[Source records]
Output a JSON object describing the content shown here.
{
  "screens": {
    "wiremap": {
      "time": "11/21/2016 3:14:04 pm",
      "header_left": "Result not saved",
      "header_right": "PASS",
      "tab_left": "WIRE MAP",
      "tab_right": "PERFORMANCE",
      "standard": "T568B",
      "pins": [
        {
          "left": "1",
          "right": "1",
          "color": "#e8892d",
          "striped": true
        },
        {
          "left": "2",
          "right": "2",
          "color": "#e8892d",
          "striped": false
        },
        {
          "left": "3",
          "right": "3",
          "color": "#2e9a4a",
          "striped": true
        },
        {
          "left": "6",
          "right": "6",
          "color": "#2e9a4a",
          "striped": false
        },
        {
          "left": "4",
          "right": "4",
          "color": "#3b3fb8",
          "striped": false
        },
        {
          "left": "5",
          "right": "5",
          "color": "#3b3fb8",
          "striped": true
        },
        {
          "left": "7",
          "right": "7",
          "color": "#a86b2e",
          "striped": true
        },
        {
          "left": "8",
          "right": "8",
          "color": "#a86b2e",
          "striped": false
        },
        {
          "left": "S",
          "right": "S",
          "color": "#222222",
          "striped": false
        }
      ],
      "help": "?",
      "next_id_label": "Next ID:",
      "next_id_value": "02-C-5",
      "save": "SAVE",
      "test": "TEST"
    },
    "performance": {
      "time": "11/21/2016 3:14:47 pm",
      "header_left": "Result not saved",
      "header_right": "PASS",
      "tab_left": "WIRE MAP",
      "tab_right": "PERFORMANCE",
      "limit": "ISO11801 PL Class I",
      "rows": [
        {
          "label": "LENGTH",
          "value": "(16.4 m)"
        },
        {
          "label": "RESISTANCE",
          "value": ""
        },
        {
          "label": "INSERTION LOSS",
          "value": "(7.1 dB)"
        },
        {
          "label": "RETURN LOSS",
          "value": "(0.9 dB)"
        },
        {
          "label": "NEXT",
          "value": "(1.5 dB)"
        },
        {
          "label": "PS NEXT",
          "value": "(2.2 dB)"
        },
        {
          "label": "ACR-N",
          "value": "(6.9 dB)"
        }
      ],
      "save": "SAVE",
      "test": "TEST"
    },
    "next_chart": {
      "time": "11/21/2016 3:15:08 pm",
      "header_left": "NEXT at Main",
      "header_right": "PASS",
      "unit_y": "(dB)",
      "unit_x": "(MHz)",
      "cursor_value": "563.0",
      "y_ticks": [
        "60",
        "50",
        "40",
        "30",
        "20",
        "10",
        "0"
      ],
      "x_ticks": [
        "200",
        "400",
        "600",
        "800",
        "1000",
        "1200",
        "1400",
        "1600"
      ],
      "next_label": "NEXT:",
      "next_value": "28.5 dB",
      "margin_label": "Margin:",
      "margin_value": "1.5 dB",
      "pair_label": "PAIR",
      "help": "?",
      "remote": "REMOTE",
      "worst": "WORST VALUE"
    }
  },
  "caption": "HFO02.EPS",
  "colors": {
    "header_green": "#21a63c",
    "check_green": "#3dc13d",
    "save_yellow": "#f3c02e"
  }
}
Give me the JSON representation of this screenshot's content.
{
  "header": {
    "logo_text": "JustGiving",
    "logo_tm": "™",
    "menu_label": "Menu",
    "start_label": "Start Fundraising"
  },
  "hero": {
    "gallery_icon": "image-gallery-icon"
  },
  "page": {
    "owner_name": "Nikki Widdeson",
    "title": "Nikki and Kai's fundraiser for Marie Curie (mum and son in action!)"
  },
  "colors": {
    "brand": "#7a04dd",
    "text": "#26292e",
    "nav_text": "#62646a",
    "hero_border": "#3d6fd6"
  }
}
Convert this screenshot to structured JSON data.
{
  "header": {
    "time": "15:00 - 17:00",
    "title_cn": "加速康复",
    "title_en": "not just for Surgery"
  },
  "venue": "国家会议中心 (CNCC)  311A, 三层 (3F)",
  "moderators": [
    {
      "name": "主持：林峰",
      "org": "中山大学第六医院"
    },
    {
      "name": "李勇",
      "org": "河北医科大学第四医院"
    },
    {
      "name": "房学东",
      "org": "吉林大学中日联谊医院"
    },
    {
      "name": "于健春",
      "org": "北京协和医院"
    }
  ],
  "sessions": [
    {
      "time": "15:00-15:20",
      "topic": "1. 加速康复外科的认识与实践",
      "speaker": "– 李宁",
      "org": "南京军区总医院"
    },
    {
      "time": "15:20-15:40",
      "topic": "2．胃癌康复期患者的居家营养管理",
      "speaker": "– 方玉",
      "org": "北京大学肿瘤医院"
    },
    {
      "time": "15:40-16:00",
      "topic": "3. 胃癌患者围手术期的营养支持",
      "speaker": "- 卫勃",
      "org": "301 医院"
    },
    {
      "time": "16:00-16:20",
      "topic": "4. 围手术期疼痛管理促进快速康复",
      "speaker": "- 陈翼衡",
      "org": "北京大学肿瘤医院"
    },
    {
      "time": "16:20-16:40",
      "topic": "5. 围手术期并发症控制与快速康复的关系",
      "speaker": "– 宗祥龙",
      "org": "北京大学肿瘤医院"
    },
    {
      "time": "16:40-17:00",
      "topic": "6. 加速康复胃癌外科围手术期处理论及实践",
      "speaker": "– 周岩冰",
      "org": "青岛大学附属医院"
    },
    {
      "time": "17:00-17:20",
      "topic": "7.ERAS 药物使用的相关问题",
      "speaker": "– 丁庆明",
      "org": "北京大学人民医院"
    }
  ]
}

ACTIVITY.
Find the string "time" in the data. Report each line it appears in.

EXERCISE SOLUTION.
      "time": "11/21/2016 3:14:04 pm",
      "time": "11/21/2016 3:14:47 pm",
      "time": "11/21/2016 3:15:08 pm",
    "time": "15:00 - 17:00",
      "time": "15:00-15:20",
      "time": "15:20-15:40",
      "time": "15:40-16:00",
      "time": "16:00-16:20",
      "time": "16:20-16:40",
      "time": "16:40-17:00",
      "time": "17:00-17:20",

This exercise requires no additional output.